Exercise prompt » In full and without deviation, write out the entries that follow.

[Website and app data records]
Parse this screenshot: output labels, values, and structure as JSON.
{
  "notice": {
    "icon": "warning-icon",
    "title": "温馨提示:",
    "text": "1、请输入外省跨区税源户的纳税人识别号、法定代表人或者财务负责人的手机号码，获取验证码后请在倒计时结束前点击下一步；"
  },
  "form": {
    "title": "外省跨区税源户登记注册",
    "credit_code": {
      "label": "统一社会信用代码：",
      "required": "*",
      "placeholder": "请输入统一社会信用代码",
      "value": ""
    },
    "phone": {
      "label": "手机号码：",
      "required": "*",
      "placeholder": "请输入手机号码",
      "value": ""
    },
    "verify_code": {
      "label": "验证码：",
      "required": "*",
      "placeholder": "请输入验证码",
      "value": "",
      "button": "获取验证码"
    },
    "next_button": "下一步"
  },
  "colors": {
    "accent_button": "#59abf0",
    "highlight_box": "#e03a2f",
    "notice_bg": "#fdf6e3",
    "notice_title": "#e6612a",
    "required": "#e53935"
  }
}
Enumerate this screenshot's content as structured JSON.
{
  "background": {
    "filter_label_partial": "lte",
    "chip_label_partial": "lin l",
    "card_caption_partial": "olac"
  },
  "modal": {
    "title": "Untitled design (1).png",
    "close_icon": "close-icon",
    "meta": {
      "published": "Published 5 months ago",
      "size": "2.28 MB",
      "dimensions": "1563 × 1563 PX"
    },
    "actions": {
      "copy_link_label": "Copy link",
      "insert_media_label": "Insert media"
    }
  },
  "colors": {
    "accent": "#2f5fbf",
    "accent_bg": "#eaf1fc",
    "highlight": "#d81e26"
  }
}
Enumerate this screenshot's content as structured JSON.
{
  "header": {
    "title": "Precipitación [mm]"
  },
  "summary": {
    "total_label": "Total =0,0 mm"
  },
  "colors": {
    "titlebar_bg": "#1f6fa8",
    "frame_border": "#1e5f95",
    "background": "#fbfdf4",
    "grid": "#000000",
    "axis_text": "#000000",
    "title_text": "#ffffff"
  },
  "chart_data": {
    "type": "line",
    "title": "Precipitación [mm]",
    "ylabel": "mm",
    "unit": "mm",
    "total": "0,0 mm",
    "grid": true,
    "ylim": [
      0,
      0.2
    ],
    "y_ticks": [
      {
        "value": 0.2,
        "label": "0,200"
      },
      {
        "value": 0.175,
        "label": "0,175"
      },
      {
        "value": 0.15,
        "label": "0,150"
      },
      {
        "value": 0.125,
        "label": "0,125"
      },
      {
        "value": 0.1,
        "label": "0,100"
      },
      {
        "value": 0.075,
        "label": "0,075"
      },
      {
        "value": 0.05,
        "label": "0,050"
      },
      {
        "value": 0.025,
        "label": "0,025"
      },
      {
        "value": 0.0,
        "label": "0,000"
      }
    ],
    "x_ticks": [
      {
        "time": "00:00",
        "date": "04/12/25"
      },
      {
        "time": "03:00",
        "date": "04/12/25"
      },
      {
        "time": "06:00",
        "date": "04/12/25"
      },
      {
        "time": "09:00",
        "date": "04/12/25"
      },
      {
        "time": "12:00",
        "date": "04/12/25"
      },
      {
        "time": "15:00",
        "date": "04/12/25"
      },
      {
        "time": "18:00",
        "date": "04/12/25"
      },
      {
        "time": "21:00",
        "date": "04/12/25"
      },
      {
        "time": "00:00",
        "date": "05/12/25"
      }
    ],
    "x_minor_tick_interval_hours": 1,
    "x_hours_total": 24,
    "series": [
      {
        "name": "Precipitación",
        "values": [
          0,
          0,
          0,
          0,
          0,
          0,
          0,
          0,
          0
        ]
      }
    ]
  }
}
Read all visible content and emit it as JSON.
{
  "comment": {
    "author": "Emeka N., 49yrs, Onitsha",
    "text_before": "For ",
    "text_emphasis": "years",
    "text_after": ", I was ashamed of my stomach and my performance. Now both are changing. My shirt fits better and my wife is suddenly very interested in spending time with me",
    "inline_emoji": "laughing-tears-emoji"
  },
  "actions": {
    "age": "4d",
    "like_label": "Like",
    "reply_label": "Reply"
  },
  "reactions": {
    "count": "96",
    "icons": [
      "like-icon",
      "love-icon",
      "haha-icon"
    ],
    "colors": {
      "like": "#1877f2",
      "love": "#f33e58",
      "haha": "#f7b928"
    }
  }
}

Solution »
Parse this screenshot: output labels, values, and structure as JSON.
{
  "notice": {
    "icon": "warning-icon",
    "title": "温馨提示:",
    "text": "1、请输入外省跨区税源户的纳税人识别号、法定代表人或者财务负责人的手机号码，获取验证码后请在倒计时结束前点击下一步；"
  },
  "form": {
    "title": "外省跨区税源户登记注册",
    "credit_code": {
      "label": "统一社会信用代码：",
      "required": "*",
      "placeholder": "请输入统一社会信用代码",
      "value": ""
    },
    "phone": {
      "label": "手机号码：",
      "required": "*",
      "placeholder": "请输入手机号码",
      "value": ""
    },
    "verify_code": {
      "label": "验证码：",
      "required": "*",
      "placeholder": "请输入验证码",
      "value": "",
      "button": "获取验证码"
    },
    "next_button": "下一步"
  },
  "colors": {
    "accent_button": "#59abf0",
    "highlight_box": "#e03a2f",
    "notice_bg": "#fdf6e3",
    "notice_title": "#e6612a",
    "required": "#e53935"
  }
}
Enumerate this screenshot's content as structured JSON.
{
  "background": {
    "filter_label_partial": "lte",
    "chip_label_partial": "lin l",
    "card_caption_partial": "olac"
  },
  "modal": {
    "title": "Untitled design (1).png",
    "close_icon": "close-icon",
    "meta": {
      "published": "Published 5 months ago",
      "size": "2.28 MB",
      "dimensions": "1563 × 1563 PX"
    },
    "actions": {
      "copy_link_label": "Copy link",
      "insert_media_label": "Insert media"
    }
  },
  "colors": {
    "accent": "#2f5fbf",
    "accent_bg": "#eaf1fc",
    "highlight": "#d81e26"
  }
}
Enumerate this screenshot's content as structured JSON.
{
  "header": {
    "title": "Precipitación [mm]"
  },
  "summary": {
    "total_label": "Total =0,0 mm"
  },
  "colors": {
    "titlebar_bg": "#1f6fa8",
    "frame_border": "#1e5f95",
    "background": "#fbfdf4",
    "grid": "#000000",
    "axis_text": "#000000",
    "title_text": "#ffffff"
  },
  "chart_data": {
    "type": "line",
    "title": "Precipitación [mm]",
    "ylabel": "mm",
    "unit": "mm",
    "total": "0,0 mm",
    "grid": true,
    "ylim": [
      0,
      0.2
    ],
    "y_ticks": [
      {
        "value": 0.2,
        "label": "0,200"
      },
      {
        "value": 0.175,
        "label": "0,175"
      },
      {
        "value": 0.15,
        "label": "0,150"
      },
      {
        "value": 0.125,
        "label": "0,125"
      },
      {
        "value": 0.1,
        "label": "0,100"
      },
      {
        "value": 0.075,
        "label": "0,075"
      },
      {
        "value": 0.05,
        "label": "0,050"
      },
      {
        "value": 0.025,
        "label": "0,025"
      },
      {
        "value": 0.0,
        "label": "0,000"
      }
    ],
    "x_ticks": [
      {
        "time": "00:00",
        "date": "04/12/25"
      },
      {
        "time": "03:00",
        "date": "04/12/25"
      },
      {
        "time": "06:00",
        "date": "04/12/25"
      },
      {
        "time": "09:00",
        "date": "04/12/25"
      },
      {
        "time": "12:00",
        "date": "04/12/25"
      },
      {
        "time": "15:00",
        "date": "04/12/25"
      },
      {
        "time": "18:00",
        "date": "04/12/25"
      },
      {
        "time": "21:00",
        "date": "04/12/25"
      },
      {
        "time": "00:00",
        "date": "05/12/25"
      }
    ],
    "x_minor_tick_interval_hours": 1,
    "x_hours_total": 24,
    "series": [
      {
        "name": "Precipitación",
        "values": [
          0,
          0,
          0,
          0,
          0,
          0,
          0,
          0,
          0
        ]
      }
    ]
  }
}
Read all visible content and emit it as JSON.
{
  "comment": {
    "author": "Emeka N., 49yrs, Onitsha",
    "text_before": "For ",
    "text_emphasis": "years",
    "text_after": ", I was ashamed of my stomach and my performance. Now both are changing. My shirt fits better and my wife is suddenly very interested in spending time with me",
    "inline_emoji": "laughing-tears-emoji"
  },
  "actions": {
    "age": "4d",
    "like_label": "Like",
    "reply_label": "Reply"
  },
  "reactions": {
    "count": "96",
    "icons": [
      "like-icon",
      "love-icon",
      "haha-icon"
    ],
    "colors": {
      "like": "#1877f2",
      "love": "#f33e58",
      "haha": "#f7b928"
    }
  }
}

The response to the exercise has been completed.